Not everyone was celebrating the 245th anniversary of the Declaration of Independence this weekend. Particularly unenthusiastic were four prominent media outlets, who delivered decidedly downbeat assessments of the significance of American independence and its symbols.
The New York Times published a report on the implications of displaying the American flag.
The Times article was headlined “A Fourth of July Symbol of Unity That May No Longer Unite” and claimed that honoring the flag was now a right-wing motif. It said that supporters of former President Donald Trump embraced the flag “so fervently” that liberals have “all but ceded the national emblem to the right.”
“Today, flying the American flag from the back of a pickup truck or over a lawn is increasingly seen as a clue, albeit an imperfect one, to a person’s political affiliation in a deeply divided nation,” the Times tweeted on Saturday.
National Public Radio, referring to “13 British colonies,” also downplayed the significance of the Declaration of Independence in two Twitter posts, noting that “women, enslaved people, Indigenous people and many others were not held as equal at the time.”
In a second tweet, NPR said, “The document also includes a racist slur against Indigenous Americans.
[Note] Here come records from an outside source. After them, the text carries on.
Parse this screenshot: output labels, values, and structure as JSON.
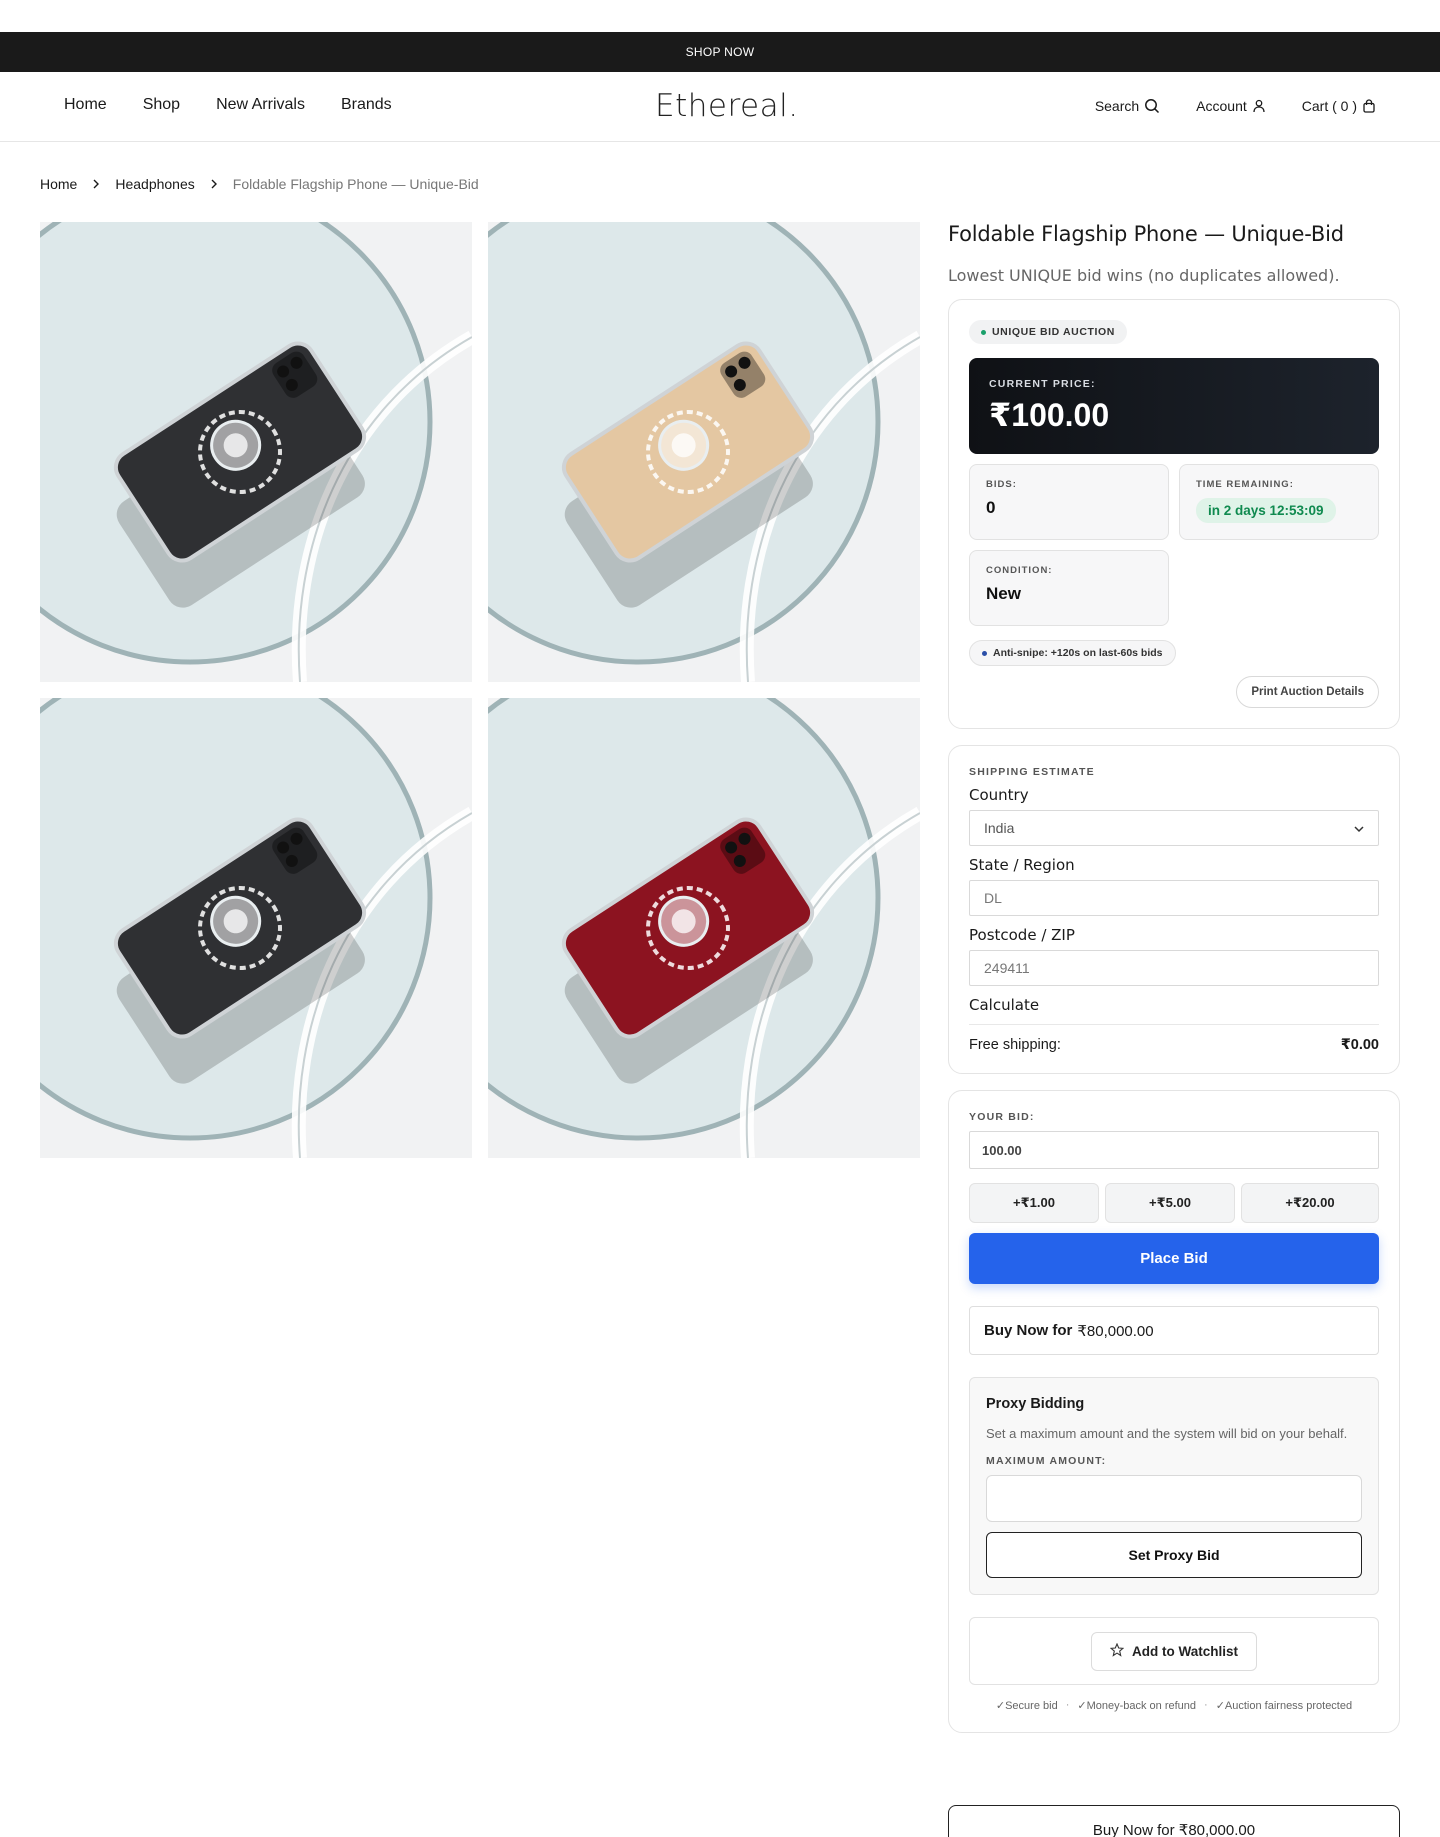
{
  "announcement": "SHOP NOW",
  "nav": {
    "left": [
      "Home",
      "Shop",
      "New Arrivals",
      "Brands"
    ],
    "logo": "Ethereal.",
    "search": "Search",
    "account": "Account",
    "cart": "Cart ( 0 )"
  },
  "breadcrumb": [
    "Home",
    "Headphones",
    "Foldable Flagship Phone — Unique-Bid"
  ],
  "gallery": [
    {
      "variant": "Black",
      "case_color": "#2f3033"
    },
    {
      "variant": "Gold",
      "case_color": "#e4c7a2"
    },
    {
      "variant": "Black",
      "case_color": "#2f3033"
    },
    {
      "variant": "Red",
      "case_color": "#8c1320"
    }
  ],
  "product": {
    "title": "Foldable Flagship Phone — Unique-Bid",
    "subtitle": "Lowest UNIQUE bid wins (no duplicates allowed)."
  },
  "auction": {
    "badge": "UNIQUE BID AUCTION",
    "current_price_label": "CURRENT PRICE:",
    "current_price": "₹100.00",
    "bids_label": "BIDS:",
    "bids": "0",
    "time_label": "TIME REMAINING:",
    "time_remaining": "in 2 days 12:53:09",
    "condition_label": "CONDITION:",
    "condition": "New",
    "anti_snipe": "Anti-snipe: +120s on last-60s bids",
    "print_button": "Print Auction Details"
  },
  "shipping": {
    "heading": "SHIPPING ESTIMATE",
    "country_label": "Country",
    "country_value": "India",
    "state_label": "State / Region",
    "state_placeholder": "DL",
    "postcode_label": "Postcode / ZIP",
    "postcode_placeholder": "249411",
    "calculate": "Calculate",
    "result_label": "Free shipping:",
    "result_value": "₹0.00"
  },
  "bid": {
    "label": "YOUR BID:",
    "value": "100.00",
    "increments": [
      "+₹1.00",
      "+₹5.00",
      "+₹20.00"
    ],
    "place_button": "Place Bid",
    "buy_now_label": "Buy Now for",
    "buy_now_price": "₹80,000.00"
  },
  "proxy": {
    "title": "Proxy Bidding",
    "description": "Set a maximum amount and the system will bid on your behalf.",
    "max_label": "MAXIMUM AMOUNT:",
    "button": "Set Proxy Bid"
  },
  "watchlist": {
    "button": "Add to Watchlist"
  },
  "trust": [
    "✓Secure bid",
    "✓Money-back on refund",
    "✓Auction fairness protected"
  ],
  "buy_now_bottom": "Buy Now for ₹80,000.00",
  "colors": {
    "accent": "#2563eb",
    "timer_green": "#0f8a4f",
    "dark": "#1a1a1a"
  }
}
Author David Treuer, who is Ojibwe, says there is a lot of diversity of opinion and thought among Native Americans — a community of more than 5 million people — about the document’s words,” NPR added a quote from Treuer: “We remain committed to forcing this country to live up to its own stated ideals.”
Prominently featured in the story was Fordham University critical race theory law professor Tanya K. Hernandez, who noted that it’s common for marginalized U.S. citizens to question reveling in Fourth of July festivities.
The story also noted a Gallup poll finding from last year that found that the number of U.S. adults saying they are “extremely” or “very” proud to be American hitting a 20-year low.
The Washington Post attacked the Statue of Liberty in an essay on Saturday. Writer Philip Kennicott called it “a meaningless symbol of hypocrisy” because of America’s history of racism, sexism and anti-immigrant sentiment. He also said the statue was irrelevant to non-white Americans.
🧵 245 years ago today, leaders representing 13 British colonies signed a document to declare independence.
It says "that all men are created equal" — but women, enslaved people, Indigenous people and many others were not held as equal at the time. https://t.co/dtE0z2Uabc
— NPR (@NPR) July 4, 2021